Search the records for the string "save". Copy each line where it occurs.

Top of PROVIDED DATA

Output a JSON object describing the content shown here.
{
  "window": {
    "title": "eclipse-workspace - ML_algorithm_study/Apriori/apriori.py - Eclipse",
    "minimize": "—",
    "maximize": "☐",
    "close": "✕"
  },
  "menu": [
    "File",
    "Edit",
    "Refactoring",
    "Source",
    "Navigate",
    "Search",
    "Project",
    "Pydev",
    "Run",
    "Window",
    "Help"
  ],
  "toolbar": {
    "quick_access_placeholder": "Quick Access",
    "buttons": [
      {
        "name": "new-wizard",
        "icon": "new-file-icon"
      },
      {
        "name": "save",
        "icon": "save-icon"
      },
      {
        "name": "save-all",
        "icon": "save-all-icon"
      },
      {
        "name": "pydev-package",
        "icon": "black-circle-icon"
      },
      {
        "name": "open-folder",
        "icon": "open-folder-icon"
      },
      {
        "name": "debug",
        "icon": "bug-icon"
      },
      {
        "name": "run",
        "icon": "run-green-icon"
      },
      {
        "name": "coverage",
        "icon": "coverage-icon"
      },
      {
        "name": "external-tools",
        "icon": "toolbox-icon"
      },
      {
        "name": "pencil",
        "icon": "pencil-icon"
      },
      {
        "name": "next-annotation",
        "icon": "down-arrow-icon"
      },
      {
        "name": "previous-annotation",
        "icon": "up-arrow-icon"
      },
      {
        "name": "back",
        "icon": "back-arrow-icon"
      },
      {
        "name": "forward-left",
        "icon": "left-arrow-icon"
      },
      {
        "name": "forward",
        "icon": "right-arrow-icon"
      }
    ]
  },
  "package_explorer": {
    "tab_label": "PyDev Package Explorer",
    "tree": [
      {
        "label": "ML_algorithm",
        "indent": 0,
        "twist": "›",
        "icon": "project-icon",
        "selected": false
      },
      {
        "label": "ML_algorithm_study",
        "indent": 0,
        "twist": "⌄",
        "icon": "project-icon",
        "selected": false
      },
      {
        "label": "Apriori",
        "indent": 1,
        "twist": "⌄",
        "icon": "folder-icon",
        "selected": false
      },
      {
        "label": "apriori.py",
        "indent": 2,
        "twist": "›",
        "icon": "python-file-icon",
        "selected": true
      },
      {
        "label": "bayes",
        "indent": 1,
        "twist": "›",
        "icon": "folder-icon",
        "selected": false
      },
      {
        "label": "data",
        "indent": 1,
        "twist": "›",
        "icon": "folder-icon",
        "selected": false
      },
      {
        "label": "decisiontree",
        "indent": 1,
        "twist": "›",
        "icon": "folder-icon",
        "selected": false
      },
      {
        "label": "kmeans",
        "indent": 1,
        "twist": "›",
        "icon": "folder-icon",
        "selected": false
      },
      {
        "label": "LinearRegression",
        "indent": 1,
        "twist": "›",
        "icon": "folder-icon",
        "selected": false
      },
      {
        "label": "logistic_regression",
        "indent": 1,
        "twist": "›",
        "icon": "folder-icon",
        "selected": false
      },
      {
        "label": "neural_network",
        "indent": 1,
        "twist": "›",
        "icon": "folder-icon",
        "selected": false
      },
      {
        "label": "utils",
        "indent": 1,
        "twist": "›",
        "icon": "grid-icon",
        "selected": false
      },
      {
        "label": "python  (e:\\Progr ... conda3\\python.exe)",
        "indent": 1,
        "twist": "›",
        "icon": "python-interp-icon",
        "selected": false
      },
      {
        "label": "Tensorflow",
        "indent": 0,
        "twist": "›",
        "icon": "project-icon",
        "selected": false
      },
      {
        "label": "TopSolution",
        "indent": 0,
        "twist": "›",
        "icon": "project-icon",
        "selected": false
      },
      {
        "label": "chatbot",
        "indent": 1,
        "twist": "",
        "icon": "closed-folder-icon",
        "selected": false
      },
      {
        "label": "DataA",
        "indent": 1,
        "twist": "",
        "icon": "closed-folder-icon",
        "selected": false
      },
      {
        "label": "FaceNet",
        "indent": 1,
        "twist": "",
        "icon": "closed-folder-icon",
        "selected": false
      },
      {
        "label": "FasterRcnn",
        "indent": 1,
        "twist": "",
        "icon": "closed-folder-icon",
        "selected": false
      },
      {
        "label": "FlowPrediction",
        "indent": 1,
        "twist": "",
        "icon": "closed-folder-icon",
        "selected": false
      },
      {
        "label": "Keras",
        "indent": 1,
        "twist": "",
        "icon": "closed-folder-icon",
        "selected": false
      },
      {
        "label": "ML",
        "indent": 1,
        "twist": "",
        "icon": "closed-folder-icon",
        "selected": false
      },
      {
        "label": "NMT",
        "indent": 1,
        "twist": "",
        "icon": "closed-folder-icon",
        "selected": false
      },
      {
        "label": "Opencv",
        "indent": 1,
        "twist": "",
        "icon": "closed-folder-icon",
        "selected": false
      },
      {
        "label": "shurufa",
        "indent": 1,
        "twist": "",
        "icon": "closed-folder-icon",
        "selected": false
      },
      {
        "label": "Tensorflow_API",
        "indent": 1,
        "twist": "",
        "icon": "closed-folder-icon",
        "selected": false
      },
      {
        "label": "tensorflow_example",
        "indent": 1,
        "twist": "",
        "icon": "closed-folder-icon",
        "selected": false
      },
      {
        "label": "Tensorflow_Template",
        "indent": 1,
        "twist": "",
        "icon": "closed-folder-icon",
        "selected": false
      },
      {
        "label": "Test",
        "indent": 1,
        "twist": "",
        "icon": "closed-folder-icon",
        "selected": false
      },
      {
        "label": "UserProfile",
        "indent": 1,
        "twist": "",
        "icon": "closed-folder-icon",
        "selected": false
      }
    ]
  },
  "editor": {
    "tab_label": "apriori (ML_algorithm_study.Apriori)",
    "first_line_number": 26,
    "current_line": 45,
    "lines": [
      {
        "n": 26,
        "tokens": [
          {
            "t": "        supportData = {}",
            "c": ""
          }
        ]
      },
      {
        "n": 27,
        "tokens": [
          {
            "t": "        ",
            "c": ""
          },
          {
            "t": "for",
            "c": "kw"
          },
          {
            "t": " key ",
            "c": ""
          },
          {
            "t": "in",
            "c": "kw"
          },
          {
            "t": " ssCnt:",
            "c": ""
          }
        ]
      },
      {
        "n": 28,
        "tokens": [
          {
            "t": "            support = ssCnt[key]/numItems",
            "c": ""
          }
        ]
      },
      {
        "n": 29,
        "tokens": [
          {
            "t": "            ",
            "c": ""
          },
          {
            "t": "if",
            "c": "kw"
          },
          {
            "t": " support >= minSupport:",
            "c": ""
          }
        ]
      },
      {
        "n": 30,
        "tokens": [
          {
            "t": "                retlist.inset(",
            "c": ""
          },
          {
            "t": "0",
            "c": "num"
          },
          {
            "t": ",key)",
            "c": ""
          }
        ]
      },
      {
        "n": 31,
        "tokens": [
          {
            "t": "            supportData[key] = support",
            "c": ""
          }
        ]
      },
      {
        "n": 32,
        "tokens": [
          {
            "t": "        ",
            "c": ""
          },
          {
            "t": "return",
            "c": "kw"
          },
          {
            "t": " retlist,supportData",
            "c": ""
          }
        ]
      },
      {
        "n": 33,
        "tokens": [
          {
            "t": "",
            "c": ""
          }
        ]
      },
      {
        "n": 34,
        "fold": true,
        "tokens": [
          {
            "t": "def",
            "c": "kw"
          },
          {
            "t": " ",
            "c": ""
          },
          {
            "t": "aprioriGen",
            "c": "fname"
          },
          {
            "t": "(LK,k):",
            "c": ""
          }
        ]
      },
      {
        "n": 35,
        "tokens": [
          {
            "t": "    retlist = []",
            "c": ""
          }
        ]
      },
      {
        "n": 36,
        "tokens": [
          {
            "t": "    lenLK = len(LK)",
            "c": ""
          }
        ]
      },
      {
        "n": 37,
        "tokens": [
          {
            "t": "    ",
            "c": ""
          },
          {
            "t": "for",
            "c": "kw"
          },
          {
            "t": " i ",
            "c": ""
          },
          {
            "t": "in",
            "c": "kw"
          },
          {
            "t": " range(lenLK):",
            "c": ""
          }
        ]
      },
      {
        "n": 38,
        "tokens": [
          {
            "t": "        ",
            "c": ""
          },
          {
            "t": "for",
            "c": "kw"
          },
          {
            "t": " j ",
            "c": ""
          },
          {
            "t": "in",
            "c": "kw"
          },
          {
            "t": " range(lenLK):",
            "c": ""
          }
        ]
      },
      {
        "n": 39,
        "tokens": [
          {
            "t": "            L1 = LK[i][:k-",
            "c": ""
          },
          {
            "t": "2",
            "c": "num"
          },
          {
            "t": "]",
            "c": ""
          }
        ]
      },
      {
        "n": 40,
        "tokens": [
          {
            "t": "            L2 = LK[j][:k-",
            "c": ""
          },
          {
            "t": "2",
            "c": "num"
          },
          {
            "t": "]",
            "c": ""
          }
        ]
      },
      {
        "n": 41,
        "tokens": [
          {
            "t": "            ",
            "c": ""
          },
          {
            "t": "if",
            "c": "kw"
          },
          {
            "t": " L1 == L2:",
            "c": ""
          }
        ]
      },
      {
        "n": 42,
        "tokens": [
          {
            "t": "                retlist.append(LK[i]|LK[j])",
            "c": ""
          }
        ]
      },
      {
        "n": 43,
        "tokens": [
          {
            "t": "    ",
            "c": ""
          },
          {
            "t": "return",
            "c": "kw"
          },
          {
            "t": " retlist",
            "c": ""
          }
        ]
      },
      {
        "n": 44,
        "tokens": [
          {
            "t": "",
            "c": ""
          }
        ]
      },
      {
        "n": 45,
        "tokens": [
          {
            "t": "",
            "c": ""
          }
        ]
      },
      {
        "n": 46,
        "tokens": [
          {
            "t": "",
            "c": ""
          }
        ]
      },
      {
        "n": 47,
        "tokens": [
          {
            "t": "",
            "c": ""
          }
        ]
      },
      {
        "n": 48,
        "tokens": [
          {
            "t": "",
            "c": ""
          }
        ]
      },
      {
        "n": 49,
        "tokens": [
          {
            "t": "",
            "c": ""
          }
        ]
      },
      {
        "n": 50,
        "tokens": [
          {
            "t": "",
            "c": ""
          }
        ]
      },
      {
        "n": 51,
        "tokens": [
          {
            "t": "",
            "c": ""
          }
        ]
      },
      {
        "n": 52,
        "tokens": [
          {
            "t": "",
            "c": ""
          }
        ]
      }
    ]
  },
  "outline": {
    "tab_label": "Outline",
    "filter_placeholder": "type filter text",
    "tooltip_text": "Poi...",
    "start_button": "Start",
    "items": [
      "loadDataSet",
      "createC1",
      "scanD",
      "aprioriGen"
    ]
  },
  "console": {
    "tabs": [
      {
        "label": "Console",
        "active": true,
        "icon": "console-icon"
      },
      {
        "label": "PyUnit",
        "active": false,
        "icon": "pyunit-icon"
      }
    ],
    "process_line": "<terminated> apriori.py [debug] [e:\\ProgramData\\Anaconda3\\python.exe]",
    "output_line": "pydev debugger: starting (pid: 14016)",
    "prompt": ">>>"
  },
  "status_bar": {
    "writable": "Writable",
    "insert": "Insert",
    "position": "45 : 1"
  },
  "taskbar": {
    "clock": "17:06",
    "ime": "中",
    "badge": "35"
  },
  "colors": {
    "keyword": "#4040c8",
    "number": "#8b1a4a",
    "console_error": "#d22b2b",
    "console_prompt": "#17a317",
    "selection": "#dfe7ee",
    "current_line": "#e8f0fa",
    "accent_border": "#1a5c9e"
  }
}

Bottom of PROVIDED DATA

** EXERCISE ANSWER **
        "name": "save",
        "icon": "save-icon"
        "name": "save-all",
        "icon": "save-all-icon"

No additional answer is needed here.